Rule number one: One foot should always touch the ground. Rule number two: No mistake! Or as walking footballers put it:
“That one refrains from physical contact because most of them have physical limitations such as heart attacks, heart attacks, strokes, joint injuries, artificial joints, etc.”
But walking football is not entirely bodily either. Players accidentally fail because they are limited in their movements due to their age.
The Berlin football club FV Wannsee has had a walking football division since 2019. It was created by Michael Raetsch, 77. Due to various physical disabilities, he had actually decided to hang up his football boots.
“But then the doctor diagnosed me with diabetes, and it requires a lot of exercise again, and that’s how I got into walking football.”
He found his teammates through a newspaper ad. And now has a squad of 22 men, the youngest 60, the oldest 78. Among them absolute beginners like Michael Pons.
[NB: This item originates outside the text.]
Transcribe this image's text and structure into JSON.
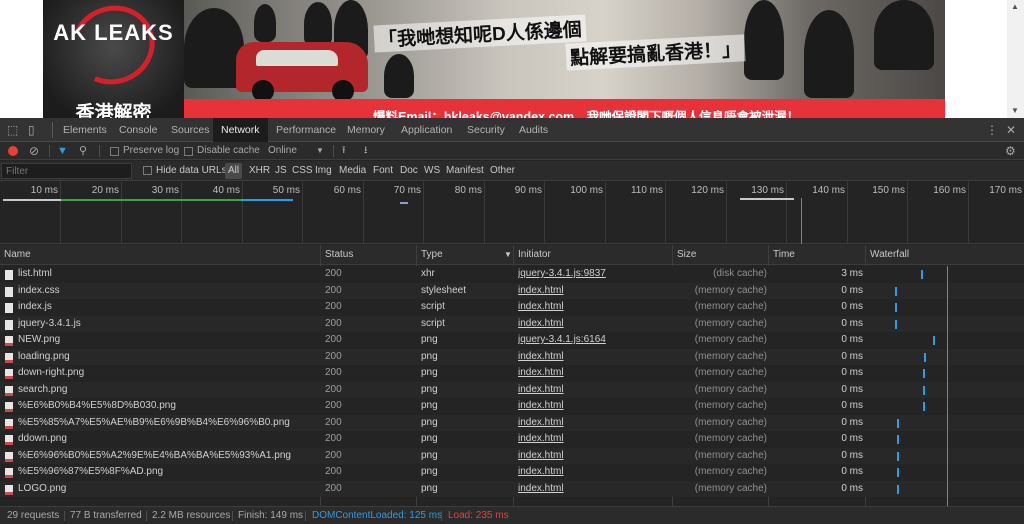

“Secretly it was always my desire to play on a football team, I was not allowed to do that as a child because my parents were against it, and now in old age I saw the chance, I was obviously excited, I said: take it. Gather courage, do it, and then I said: It’s actually the right thing to do: I’m on the ball, I’m in a team, and therefore: It’s just fun. ”
“I’m still short of breath, I have problems with high blood pressure, and when I really step on the gas, it does not work anymore. I have been a coach for years, 20 years as a youth coach, an active football player for 50 years and at some point. way, of course, you ask yourself afterwards: What else can you do as a sport? So go-to football: It’s great that it exists. ”
The German Football Association awarded the FV Wannsee Sepp Herberger certificate this year. In recognition of services for the integration of disabled footballers, as set out in the explanatory memorandum. Treasurer Miriam Röser is proud of her walking football players.
“I’m totally impressed with what the men are doing here, and the presence they have and the attention they get for this new kind of football, I think it’s really great.”
Seven teams now play walking football in the capital. Not as many as in the UK, there are about a thousand there, but growing slowly. The Berlin Football Association promotes the establishment of walking football teams. Philipp Reis, until recently the association’s inclusion manager, offers short training courses on, for example, walking football.
“You can still learn in old age, and technique, passing is the most important thing in walking football. It means: passing exercises are a part of every training session, and then always something when everyone is very much on the ball.”
Do not run free, he explains to the participants that walking freely is a top priority. A pass into the free space or into the interface of the defense: in vain.
“A moment ago I was playing a ball down the race, my poor colleague could not get it, go, you have to start a little from scratch.”
Stefan Sielschott, 43, had to give up football at a young age due to knee and hip problems, and now he dares to do it again.
“I happened to see something on TV about walking football and thought it might be something for me, tried it once in Mariendorf, it was a lot of fun, and then it made sense to say: Yes, yes, maybe I can do it in our home club, in front of my door in the neighborhood, maybe we can start something there and also build a group. ”
He has now acquired the necessary skills in the short run. His club, BSC Kickers Schöneberg, can be happy. And football coach Philipp Reis is convinced: Walking football will inspire many more.
“Then you think: You go for a walk, play the ball back and forth. And it’s not fun. And as soon as you try it yourself, and after ten minutes of play and go fast across the court, you are out of breath, and when it is just as fun to score goals as it is in regular football, kind of set it in motion for me.And then I thought: If it’s such a big success in England, why should it not be such a big success in Berlin ? “